Effects of the reactive oxygen species hydrogen peroxide and hypochlorite on endothelial nitric oxide production
Reactive oxygen species (ROS) hydrogen peroxide (H(2)O(2)) and hypochlorite (HOCl) participate in the pathogenesis of ischemia/reperfusion injury, inflammation, and atherosclerosis. Both NO and ROS are important modulators of vascular tone and architecture and of adhesive interactions between leukocytes, platelets, and vascular endothelium. We studied the effect of H(2)O(2) and HOCl on receptor-dependent (bradykinin [10(-6) mol/L] and ADP [10(-4) mol/L]) and receptor-independent mechanisms (calcium ionophore A23187 [10(-6) mol/L]) of NO production by porcine aortic endothelial cells (ECs). Changes in the level of EC cGMP (the second messenger of NO) were used as a surrogate of NO production. EC cGMP increased 300% in response to bradykinin and A23187 and 200% in response to ADP. Exposure of ECs to H(2)O(2) (50 micromol/L) for 30 minutes significantly impaired cGMP levels in response to ADP, bradykinin, and the receptor-independent NO agonist A23187. In contrast, preincubation with HOCl (50 micromol/L) impaired cGMP production only in response to ADP and bradykinin but not A23187. These concentrations of H(2)O(2) and HOCl did not result in increased EC lethality as assessed by lactate dehydrogenase release. Neither H(2)O(2) nor HOCl affected EC cGMP production in response to NO donor sodium nitroprusside, which suggests that guanylate cyclase is resistant to these oxidants. We also demonstrated that neither H(2)O(2) nor HOCl affects endothelial NO synthase (eNOS) catalytic activity as measured by conversion of L-arginine to L-citrulline in EC homogenates supplemented with eNOS cofactors. The present studies show that H(2)O(2) impairs NO production in response to both receptor-dependent and receptor-independent agonists and that these effects are due, at least in part, to inactivation of eNOS cofactors, whereas HOCl inhibits NO production by interfering with receptor-operated mechanisms at the level of the cell membrane. Concentrations of H(2)O(2) and HOCl used in the present studies have been shown to be generated in vivo during inflammation and ischemia/reperfusion.
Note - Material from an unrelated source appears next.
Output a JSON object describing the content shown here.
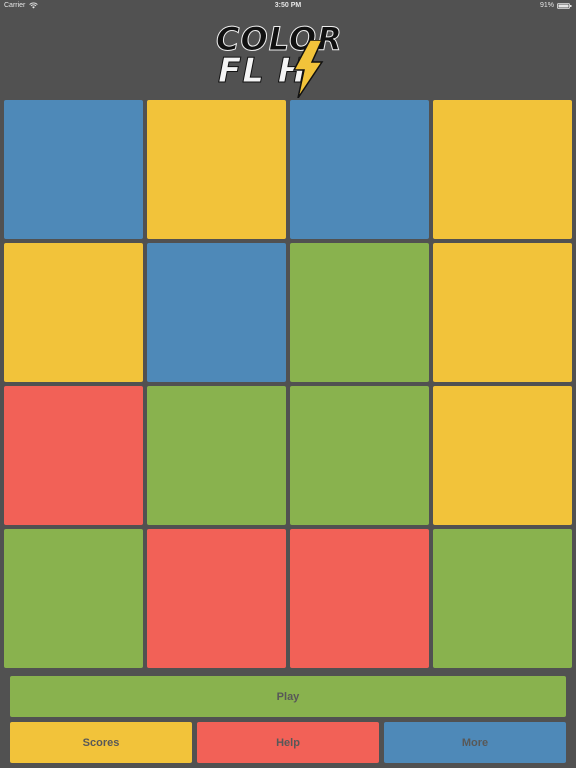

Therefore, we infer that these effects of H(2)O(2) and HOCl on EC NO production may contribute to disregulated vascular tone and altered leukocyte-EC interactions that occur in vascular injury as a result of those causes in which ROS generation is involved.